Through WFP's work and interactions with farmwomen, we know that alcohol is usually implicated in most incidents of GBV, particularly the "domestic" violence experienced by farmwomen at the hands of their male partners. Alcohol abuse is one of the most critical and immediate health issues facing farmwomen. SAPS crime statistics in 2008 show that most crime in rural areas is committed on farms, and 80% of these crimes are alcohol-related. On average, 60-70% of cases dealt with by the SAPS in rural areas of the Western Cape are rapes. In 2007, the Northern Cape and Western Cape had the highest and second highest incidences (respectively) of foetal alcohol syndrome (FAS) in the world. Attributable to the legacy of the "tot"1 system, alcohol consumption by farm workers is twice that of the urban poor. The psychosocial impacts of alcohol abuse and FAS are still pervasive in the farmlands, contributing to risky and unsafe sexual behaviour, and thereby potentially contributing to greater HIV infection rates.
The Women's Health and Empowerment Programme (WHEP) aims to ensure that farmwomen's health needs and rights are accessible and respected, and that these women are empowered to take individual and collective action around abuses of those rights in the home, workplace and community. WHEP seeks to build the knowledge, skills and confidence of farmwomen to enable them to know, claim and realise their rights to physical and mental health, safety and security. With an emphasis on the right to health, and an understanding of farmwomen's contextual circumstances, WHEP consistently and explicitly highlights the intersectionality between alcohol (and substance) abuse, gender-based violence and HIV/AIDS.
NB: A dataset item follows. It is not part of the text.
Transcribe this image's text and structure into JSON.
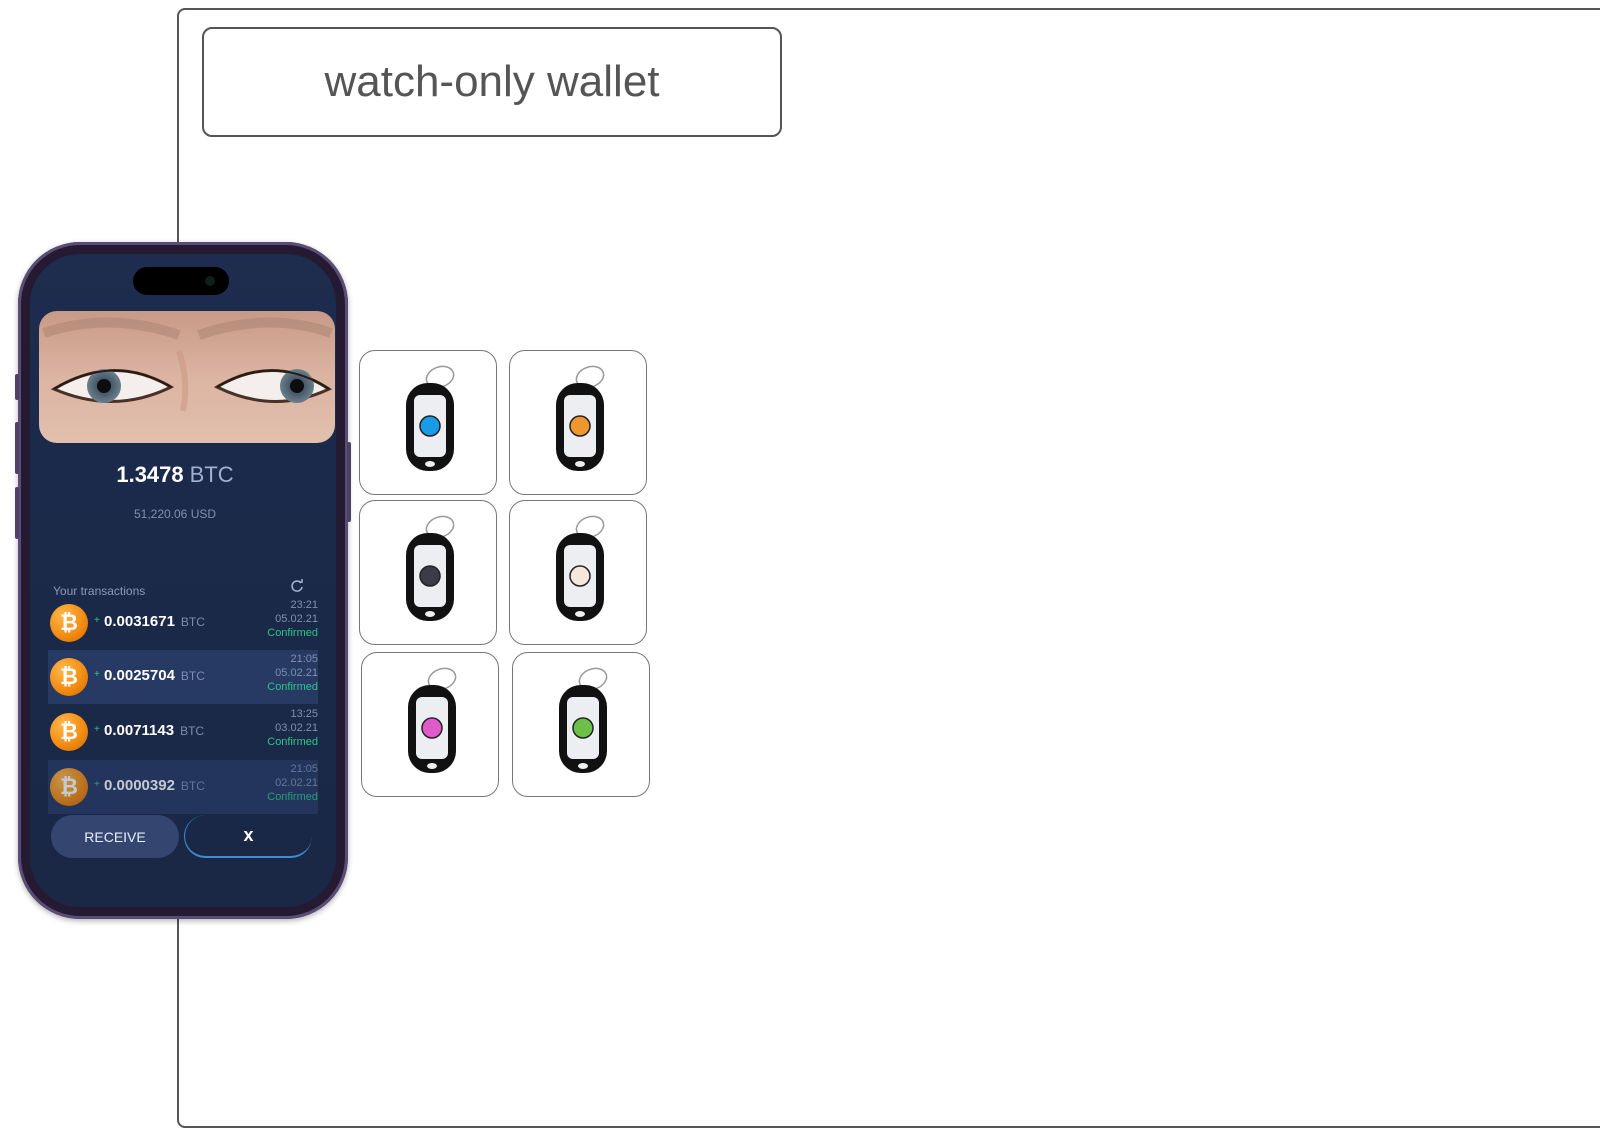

Health Team: WHEP works through farmwomen volunteers or Resource Agents (RAs) who make up farm-based Health Teams. They are trained in various health issues, including sexual and reproductive health, GBV, alcohol dependence and HIV/AIDS. Health Teams play a leading role in health education and mobilisation at the farm and community level.
- Health Teams are capacitated to provide effective and confidential information, assistance and support to farmwomen around various health-related issues, especially alcohol abuse, GBV and HIV/AIDS.
- Attitude and behaviour change has been observed among Health Teams who were assisted in starting food gardens: they became active agents of social change in their communities.
- Other farmwomen have increased knowledge of alcohol abuse, GBV and HIV/AIDS and have the information and confidence to take actions, individually and collectively, to address health issues (e.g. getting tested; securing protection orders).
- A number of Health Teams have been functioning independently (of WFP), including organising activities around 16 Days of Activism to End Violence Against Women.
- Health Team members have developed the self-confidence to play broader leadership roles in their communities – e.g. trade unions and WFP's Board.
1 The "tot system", where farm workers were partly paid with alcohol, can be traced back to the colonial and slavery era of the 1600s and was still pervasive in the 1990s, especially on wine farms. Although officially outlawed in the 1960s, the tot system was still practiced on many wine farms right up to the 1980s. Today, there are suggestions that the "tot system" has taken on new, covert forms. For example, when farm workers buy alcohol from farmer's shops (at inflated prices and on credit), very little of their wages remain after the farmer has deducted the alcohol debts due to him.